Graphite Pencil, Charcoal Pencil and Pastels Artist
Hello! My name is Faith Te. When I was 16, a great desire to capture nature and the people around me started my passion for drawing. I began to look at drawing not just as a hobby but something which I wanted to do all my life.
I practiced every day and for many hours since. I taught myself to draw by experimenting with different techniques and materials and through helpful tips and advice from other artists.
Initially, charcoal and graphite pencils were the only mediums I used. When I began working in color, I used pastels, and more recently, oils. My main subjects are portraits but I also enjoy doing many other subjects including still life, landscapes and flowers, especially orchids.
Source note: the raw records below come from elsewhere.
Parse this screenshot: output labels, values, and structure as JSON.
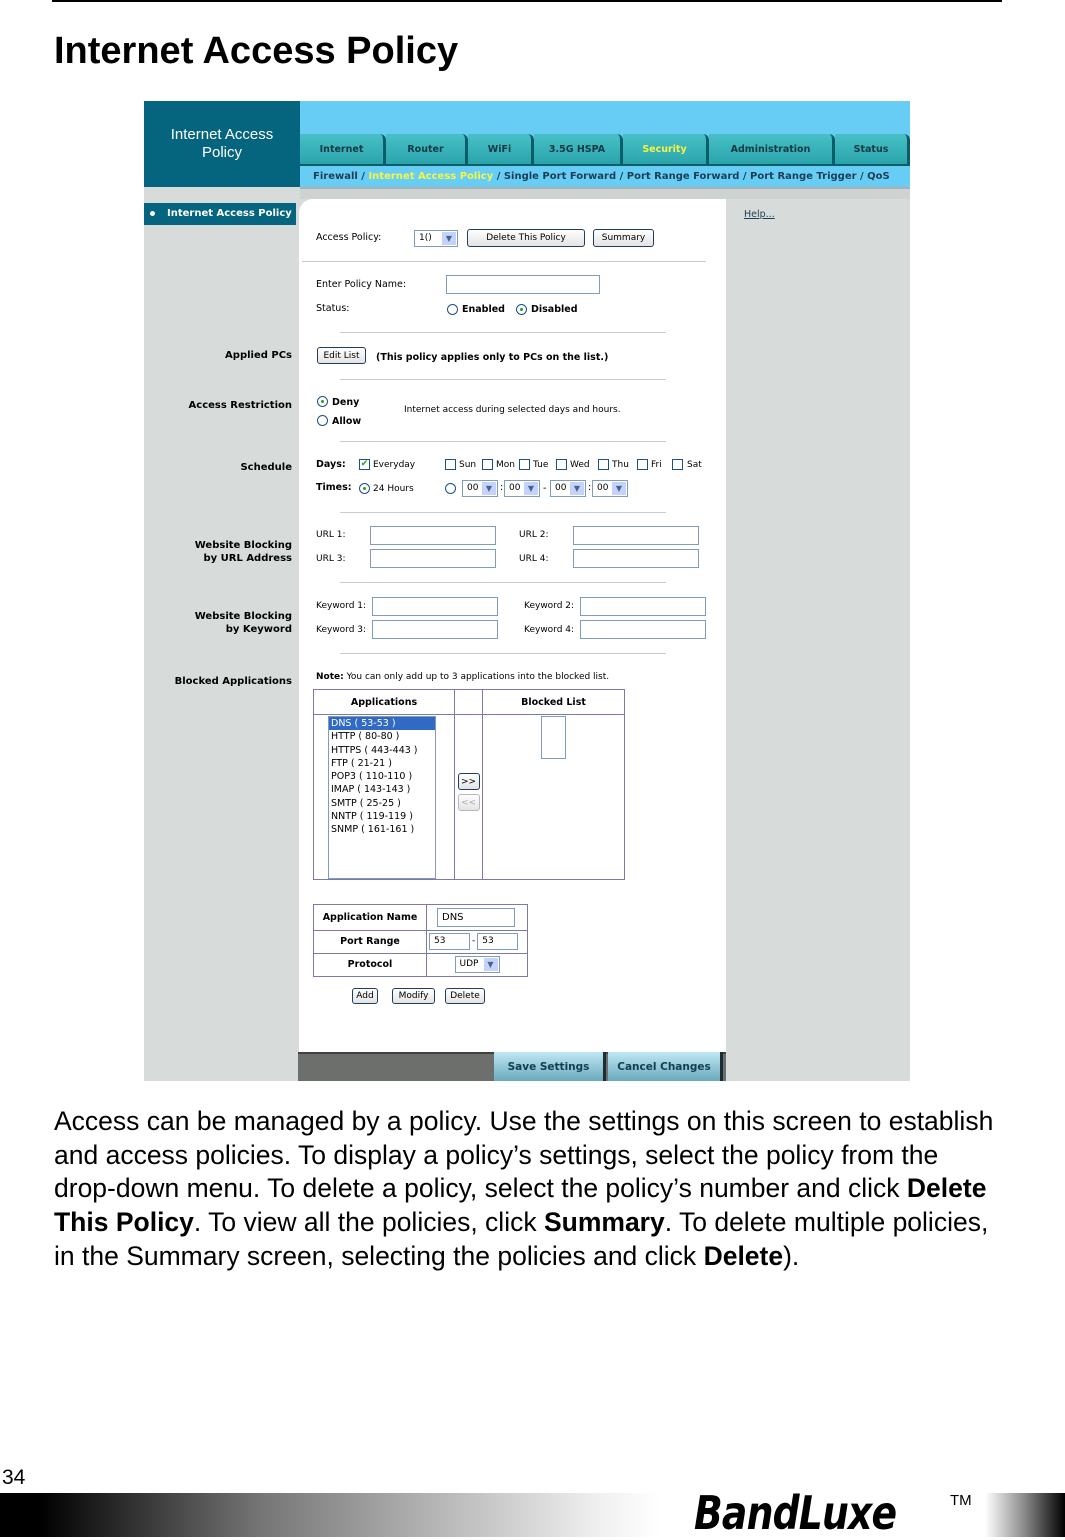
{
  "page": {
    "title": "Internet Access Policy",
    "page_number": "34",
    "brand": "BandLuxe",
    "trademark": "TM"
  },
  "router_ui": {
    "header_title_line1": "Internet Access",
    "header_title_line2": "Policy",
    "tabs": [
      {
        "label": "Internet",
        "active": false
      },
      {
        "label": "Router",
        "active": false
      },
      {
        "label": "WiFi",
        "active": false
      },
      {
        "label": "3.5G HSPA",
        "active": false
      },
      {
        "label": "Security",
        "active": true
      },
      {
        "label": "Administration",
        "active": false
      },
      {
        "label": "Status",
        "active": false
      }
    ],
    "subnav": {
      "firewall": "Firewall",
      "sep": " / ",
      "current": "Internet Access Policy",
      "rest": " / Single Port Forward / Port Range Forward /  Port Range Trigger  /  QoS"
    },
    "sidebar_item": "Internet Access Policy",
    "help_link": "Help...",
    "access_policy": {
      "label": "Access Policy:",
      "selected": "1()",
      "delete_button": "Delete This Policy",
      "summary_button": "Summary"
    },
    "policy_name": {
      "label": "Enter Policy Name:",
      "value": ""
    },
    "status": {
      "label": "Status:",
      "options": [
        "Enabled",
        "Disabled"
      ],
      "selected": "Disabled"
    },
    "applied_pcs": {
      "section": "Applied PCs",
      "button": "Edit List",
      "note": "(This policy applies only to PCs on the list.)"
    },
    "access_restriction": {
      "section": "Access Restriction",
      "options": [
        "Deny",
        "Allow"
      ],
      "selected": "Deny",
      "note": "Internet access during selected days and hours."
    },
    "schedule": {
      "section": "Schedule",
      "days_label": "Days:",
      "everyday": {
        "label": "Everyday",
        "checked": true
      },
      "days": [
        {
          "label": "Sun",
          "checked": false
        },
        {
          "label": "Mon",
          "checked": false
        },
        {
          "label": "Tue",
          "checked": false
        },
        {
          "label": "Wed",
          "checked": false
        },
        {
          "label": "Thu",
          "checked": false
        },
        {
          "label": "Fri",
          "checked": false
        },
        {
          "label": "Sat",
          "checked": false
        }
      ],
      "times_label": "Times:",
      "hours24": {
        "label": "24 Hours",
        "selected": true
      },
      "time_selects": [
        "00",
        "00",
        "00",
        "00"
      ],
      "colon": ":",
      "dash": "-"
    },
    "url_blocking": {
      "section_line1": "Website Blocking",
      "section_line2": "by URL Address",
      "fields": [
        {
          "label": "URL 1:",
          "value": ""
        },
        {
          "label": "URL 2:",
          "value": ""
        },
        {
          "label": "URL 3:",
          "value": ""
        },
        {
          "label": "URL 4:",
          "value": ""
        }
      ]
    },
    "keyword_blocking": {
      "section_line1": "Website Blocking",
      "section_line2": "by Keyword",
      "fields": [
        {
          "label": "Keyword 1:",
          "value": ""
        },
        {
          "label": "Keyword 2:",
          "value": ""
        },
        {
          "label": "Keyword 3:",
          "value": ""
        },
        {
          "label": "Keyword 4:",
          "value": ""
        }
      ]
    },
    "blocked_apps": {
      "section": "Blocked Applications",
      "note_bold": "Note:",
      "note_text": " You can only add up to 3 applications into the blocked list.",
      "applications_header": "Applications",
      "blocked_header": "Blocked List",
      "applications": [
        "DNS ( 53-53 )",
        "HTTP ( 80-80 )",
        "HTTPS ( 443-443 )",
        "FTP ( 21-21 )",
        "POP3 ( 110-110 )",
        "IMAP ( 143-143 )",
        "SMTP ( 25-25 )",
        "NNTP ( 119-119 )",
        "SNMP ( 161-161 )"
      ],
      "selected_index": 0,
      "add_arrow": ">>",
      "remove_arrow": "<<"
    },
    "app_editor": {
      "name_label": "Application Name",
      "name_value": "DNS",
      "port_label": "Port Range",
      "port_from": "53",
      "port_to": "53",
      "protocol_label": "Protocol",
      "protocol_value": "UDP",
      "add_button": "Add",
      "modify_button": "Modify",
      "delete_button": "Delete"
    },
    "save_button": "Save Settings",
    "cancel_button": "Cancel Changes"
  },
  "description": {
    "p1": "Access can be managed by a policy. Use the settings on this screen to establish and access policies. To display a policy’s settings, select the policy from the drop-down menu. To delete a policy, select the policy’s number and click ",
    "b1": "Delete This Policy",
    "p2": ". To view all the policies, click ",
    "b2": "Summary",
    "p3": ". To delete multiple policies, in the Summary screen, selecting the policies and click ",
    "b3": "Delete",
    "p4": ")."
  }
}
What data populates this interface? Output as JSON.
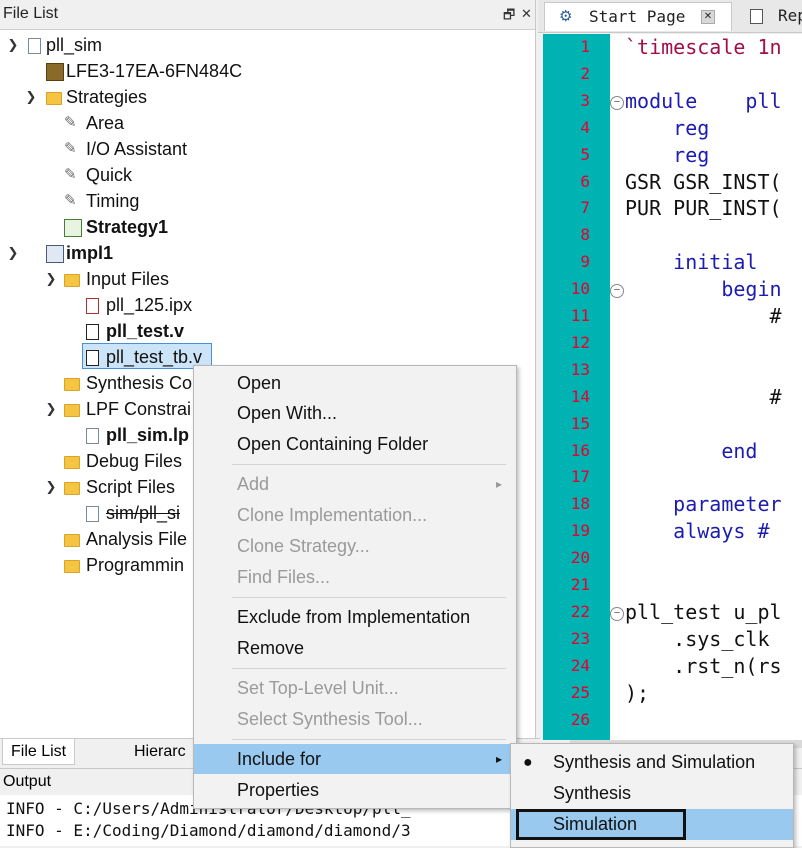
{
  "file_panel": {
    "title": "File List",
    "controls": [
      "🗗",
      "✕"
    ],
    "tree": [
      {
        "label": "pll_sim",
        "icon": "project-icon",
        "bold": false
      },
      {
        "label": "LFE3-17EA-6FN484C",
        "icon": "device-icon",
        "bold": false
      },
      {
        "label": "Strategies",
        "icon": "folder-icon",
        "bold": false
      },
      {
        "label": "Area",
        "icon": "strategy-icon",
        "bold": false
      },
      {
        "label": "I/O Assistant",
        "icon": "strategy-icon",
        "bold": false
      },
      {
        "label": "Quick",
        "icon": "strategy-icon",
        "bold": false
      },
      {
        "label": "Timing",
        "icon": "strategy-icon",
        "bold": false
      },
      {
        "label": "Strategy1",
        "icon": "active-strategy-icon",
        "bold": true
      },
      {
        "label": "impl1",
        "icon": "implementation-icon",
        "bold": true
      },
      {
        "label": "Input Files",
        "icon": "folder-icon",
        "bold": false
      },
      {
        "label": "pll_125.ipx",
        "icon": "ipx-file-icon",
        "bold": false
      },
      {
        "label": "pll_test.v",
        "icon": "verilog-file-icon",
        "bold": true
      },
      {
        "label": "pll_test_tb.v",
        "icon": "verilog-file-icon",
        "bold": false
      },
      {
        "label": "Synthesis Co",
        "icon": "folder-icon",
        "bold": false
      },
      {
        "label": "LPF Constrai",
        "icon": "folder-icon",
        "bold": false
      },
      {
        "label": "pll_sim.lp",
        "icon": "lpf-file-icon",
        "bold": true
      },
      {
        "label": "Debug Files",
        "icon": "folder-icon",
        "bold": false
      },
      {
        "label": "Script Files",
        "icon": "folder-icon",
        "bold": false
      },
      {
        "label": "sim/pll_si",
        "icon": "script-file-icon",
        "bold": false
      },
      {
        "label": "Analysis File",
        "icon": "folder-icon",
        "bold": false
      },
      {
        "label": "Programmin",
        "icon": "folder-icon",
        "bold": false
      }
    ]
  },
  "bottom_tabs": [
    "File List",
    "Hierarc"
  ],
  "output": {
    "title": "Output",
    "lines": [
      "INFO - C:/Users/Administrator/Desktop/pll_",
      "INFO - E:/Coding/Diamond/diamond/diamond/3"
    ]
  },
  "editor": {
    "tabs": [
      {
        "label": "Start Page",
        "icon": "start-page-icon"
      },
      {
        "label": "Rep",
        "icon": "report-icon"
      }
    ],
    "line_numbers": [
      "1",
      "2",
      "3",
      "4",
      "5",
      "6",
      "7",
      "8",
      "9",
      "10",
      "11",
      "12",
      "13",
      "14",
      "15",
      "16",
      "17",
      "18",
      "19",
      "20",
      "21",
      "22",
      "23",
      "24",
      "25",
      "26"
    ],
    "code": [
      "`timescale 1n",
      "",
      "module    pll",
      "    reg",
      "    reg",
      "GSR GSR_INST(",
      "PUR PUR_INST(",
      "",
      "    initial",
      "        begin",
      "            #",
      "",
      "",
      "            #",
      "",
      "        end",
      "",
      "    parameter",
      "    always #",
      "",
      "",
      "pll_test u_pl",
      "    .sys_clk",
      "    .rst_n(rs",
      ");",
      ""
    ]
  },
  "context_menu": {
    "open": "Open",
    "open_with": "Open With...",
    "open_containing_folder": "Open Containing Folder",
    "add": "Add",
    "clone_implementation": "Clone Implementation...",
    "clone_strategy": "Clone Strategy...",
    "find_files": "Find Files...",
    "exclude_from_implementation": "Exclude from Implementation",
    "remove": "Remove",
    "set_top_level_unit": "Set Top-Level Unit...",
    "select_synthesis_tool": "Select Synthesis Tool...",
    "include_for": "Include for",
    "properties": "Properties"
  },
  "submenu": {
    "synthesis_and_simulation": "Synthesis and Simulation",
    "synthesis": "Synthesis",
    "simulation": "Simulation"
  },
  "colors": {
    "gutter": "#00b3b3",
    "line_number": "#e6002e",
    "menu_highlight": "#99c9ef",
    "keyword": "#1c1cb0"
  }
}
I devote many hours and lots of attention to detail into each and every one of my drawings or paintings. My ultimate goal is not only to achieve detail and realism but also to capture the life and character of my subjects.
Thank you for your interest in my artwork. I sincerely hope you enjoy your stay here on our web site. Please visit again soon!
Please take a moment to visit Faith’s Website and Blog to learn more about her and her products and services.
Her Website: http://www.artisticrealism.com/
Portrait Drawing Tutorial in Pencil – Portrait of Aunt Lisa
by Faith Te
(Please Click Images For Larger Views)
I was working in a time frame to finish this drawing so I was not able to post it as a “moving” work in progress. But I did manage to scan the portrait as I worked on it.
Here is the outline on acid-free paper. Transferred using graphite-coated paper.
I cover my drawing with paper to protect it from sweat and oil from my hands, leaving open just the area I will be working on. This also helps me concentrate on one specific area at a time.
I am using 2 sizes of a soft brush and a small watercolor brush to apply charcoal powder.
The teeth were done by applying 2 or 3 light layers of charcoal powder using the soft brush and pulling out the highlights with a kneaded eraser.
A nylon brush was used to apply charcoal powder on the shadow areas. This brush easily pushes the charcoal into the tooth of the paper.
The eyebrows and irises were done using a charcoal pencil and smoothened with a homemade rubber blending tool.
Leaving the face almost finished, I proceeded to do the neck and chest. I left the corrections and refinements for later.
I’ve also started to lay down the initial tones on the hair using the larger soft brush and charcoal powder.
Continued with the initial tones of charcoal powder.
Since I will be adding a background to this portrait, I let the charcoal flow to the background area.
I also started applying black pastel powder to the hair with the nylon brush.
Here, the outlines of the highlights on the hair have been established.
Then, I finished covering the rest of the hair area with initial layers of charcoal powder.
The clothes were done using the same brushes used on the face but with small amounts of charcoal powder.
Finished applying black pastel powder to the hair. I then used a kneaded eraser to pull out some highlights.
I also continued to add more tones to the background.
Stage 8: Finished
In this stage, “Portrait of Aunt Lisa” is finished.
The background was further darkened and more stray hairs were added using the charcoal pencil.
Also, some corrections and refinements were made. One of those was the cheek (viewer’s right). It was too prominent so I added more tones to the jaw.
I hope you have enjoyed this step-by-step demonstration of a charcoal portrait. Thank you for viewing!